Dear Grandparenting: Lila is my only child. She is going on 27 and doing quite well for herself. She’s made a career in information technology and doubled her salary when she switched jobs. Her house and car are totally paid for.
Lila married Zack three years ago. Last weekend I decided to bring up the subject of children. Lila said she’s “not the least bit interested” in having children anytime soon.
She talks about people whose marriages broke up after they had children. Things were never the same. Money has a lot to do with it too. It costs a small fortune to raise a child, but that’s not Lila’s problem.
I tell Lila that children can make a good marriage even that much better, but she’s not buying. Call me the Grandparent-in-Waiting. What else can I do? Louise Waller, Alameda, California
Dear Louise: The arrival of a newborn can certainly cement a marriage, but decades of research also attests to the toll it takes. Two is harder still.
About 90% of couples, the blissfully happy included, reported a decrease in marital satisfaction after childbirth according to an eight-year study by the National Institutes of Health.
Then there’s the matter of paying for the little bundle of joy. The average cost of raising a child born in 2022 to age 18 is $272,000, according to Federal government estimates, a number that doesn’t include the rising costs of higher education.
“Having a baby is like buying a house,” concluded a Wall Street Journal article. “Except they don’t increase in value, you can’t sell them, and after 16 years they’ll probably hate you.”
There are other things to think about before bringing a child into this world today — COVID and global conflicts, housing and childcare issues, inflationary pressures and the looming possibility of recession.
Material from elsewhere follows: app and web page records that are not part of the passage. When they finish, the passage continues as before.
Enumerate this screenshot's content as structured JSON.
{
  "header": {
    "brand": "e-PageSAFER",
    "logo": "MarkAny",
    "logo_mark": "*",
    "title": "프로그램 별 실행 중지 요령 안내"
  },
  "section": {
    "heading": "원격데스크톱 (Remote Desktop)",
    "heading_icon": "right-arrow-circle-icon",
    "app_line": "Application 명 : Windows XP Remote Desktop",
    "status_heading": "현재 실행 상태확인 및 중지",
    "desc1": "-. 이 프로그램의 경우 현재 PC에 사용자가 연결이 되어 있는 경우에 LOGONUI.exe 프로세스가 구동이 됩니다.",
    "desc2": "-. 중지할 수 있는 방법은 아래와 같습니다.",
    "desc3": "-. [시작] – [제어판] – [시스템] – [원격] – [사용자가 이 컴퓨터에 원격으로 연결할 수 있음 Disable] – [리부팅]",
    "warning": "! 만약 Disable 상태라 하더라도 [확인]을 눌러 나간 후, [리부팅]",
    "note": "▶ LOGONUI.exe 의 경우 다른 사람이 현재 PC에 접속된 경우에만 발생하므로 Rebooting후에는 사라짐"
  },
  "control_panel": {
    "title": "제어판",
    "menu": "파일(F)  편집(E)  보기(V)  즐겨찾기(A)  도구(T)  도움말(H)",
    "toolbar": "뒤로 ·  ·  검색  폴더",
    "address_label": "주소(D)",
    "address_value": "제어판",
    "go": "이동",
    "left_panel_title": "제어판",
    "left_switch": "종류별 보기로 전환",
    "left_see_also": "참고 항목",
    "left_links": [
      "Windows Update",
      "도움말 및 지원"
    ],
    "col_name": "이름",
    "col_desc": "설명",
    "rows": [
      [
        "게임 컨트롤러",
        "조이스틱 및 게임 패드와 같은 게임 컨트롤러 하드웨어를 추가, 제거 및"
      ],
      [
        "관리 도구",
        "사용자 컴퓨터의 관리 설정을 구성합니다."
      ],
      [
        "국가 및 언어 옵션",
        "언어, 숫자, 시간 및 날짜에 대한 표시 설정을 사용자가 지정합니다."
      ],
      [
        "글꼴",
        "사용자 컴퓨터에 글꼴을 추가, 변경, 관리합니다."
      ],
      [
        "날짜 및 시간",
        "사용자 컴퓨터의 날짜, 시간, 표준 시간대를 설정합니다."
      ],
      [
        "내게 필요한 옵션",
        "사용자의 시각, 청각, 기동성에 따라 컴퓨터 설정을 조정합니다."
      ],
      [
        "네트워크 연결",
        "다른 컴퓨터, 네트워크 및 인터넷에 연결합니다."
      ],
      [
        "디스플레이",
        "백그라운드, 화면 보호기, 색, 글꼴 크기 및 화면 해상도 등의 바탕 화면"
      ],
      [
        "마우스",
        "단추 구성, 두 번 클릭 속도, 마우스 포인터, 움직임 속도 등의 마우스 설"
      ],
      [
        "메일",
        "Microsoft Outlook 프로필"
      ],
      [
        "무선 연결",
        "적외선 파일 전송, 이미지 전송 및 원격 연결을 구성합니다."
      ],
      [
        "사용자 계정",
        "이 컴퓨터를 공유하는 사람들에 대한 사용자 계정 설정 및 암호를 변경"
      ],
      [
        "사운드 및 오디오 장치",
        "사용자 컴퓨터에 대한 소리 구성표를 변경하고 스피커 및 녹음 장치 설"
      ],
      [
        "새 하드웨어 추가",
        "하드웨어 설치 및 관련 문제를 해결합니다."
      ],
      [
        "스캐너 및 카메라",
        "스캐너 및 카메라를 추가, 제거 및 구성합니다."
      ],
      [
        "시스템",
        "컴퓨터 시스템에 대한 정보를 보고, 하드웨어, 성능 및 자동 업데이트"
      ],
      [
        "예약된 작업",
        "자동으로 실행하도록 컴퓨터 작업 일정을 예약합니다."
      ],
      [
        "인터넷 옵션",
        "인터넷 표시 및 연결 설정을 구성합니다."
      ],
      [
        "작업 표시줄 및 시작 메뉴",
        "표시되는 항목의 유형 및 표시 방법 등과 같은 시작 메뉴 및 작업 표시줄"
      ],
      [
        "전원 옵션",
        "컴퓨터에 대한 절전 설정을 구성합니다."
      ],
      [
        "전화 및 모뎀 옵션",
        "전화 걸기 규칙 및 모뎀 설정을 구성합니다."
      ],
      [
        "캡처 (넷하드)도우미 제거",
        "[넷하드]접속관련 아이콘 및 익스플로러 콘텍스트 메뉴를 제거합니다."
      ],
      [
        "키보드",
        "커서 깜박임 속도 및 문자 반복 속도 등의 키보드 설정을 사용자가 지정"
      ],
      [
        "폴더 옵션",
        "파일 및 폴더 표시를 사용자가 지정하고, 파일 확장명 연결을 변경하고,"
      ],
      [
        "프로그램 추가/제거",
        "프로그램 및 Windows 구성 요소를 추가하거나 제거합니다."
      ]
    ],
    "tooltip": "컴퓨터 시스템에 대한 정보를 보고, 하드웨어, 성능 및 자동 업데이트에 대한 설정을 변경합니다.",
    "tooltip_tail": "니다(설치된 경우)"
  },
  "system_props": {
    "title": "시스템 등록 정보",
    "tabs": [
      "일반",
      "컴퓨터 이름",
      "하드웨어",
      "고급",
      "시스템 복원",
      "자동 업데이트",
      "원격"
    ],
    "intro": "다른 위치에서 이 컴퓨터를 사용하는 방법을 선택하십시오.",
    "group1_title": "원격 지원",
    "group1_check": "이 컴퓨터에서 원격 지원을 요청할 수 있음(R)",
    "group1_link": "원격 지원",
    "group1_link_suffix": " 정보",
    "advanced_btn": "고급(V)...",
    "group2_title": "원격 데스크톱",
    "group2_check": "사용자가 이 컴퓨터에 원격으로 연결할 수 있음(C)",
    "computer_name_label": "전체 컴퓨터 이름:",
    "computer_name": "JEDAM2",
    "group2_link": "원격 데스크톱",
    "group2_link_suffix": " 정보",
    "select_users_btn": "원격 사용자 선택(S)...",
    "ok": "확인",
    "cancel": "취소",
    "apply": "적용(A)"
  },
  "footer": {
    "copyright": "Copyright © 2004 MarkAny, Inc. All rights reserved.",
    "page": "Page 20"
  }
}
All in all, more than enough perhaps to give one pause.
Grand remark of the week
Lance Brown from Fishkill, New York was enjoying a fat slice of German chocolate birthday cake with grandson Thomas.
“I am so happy to be six-years-old,” announced Thomas between bites. “I’ve got to let it sink in. I’ve never been this old before, you know.”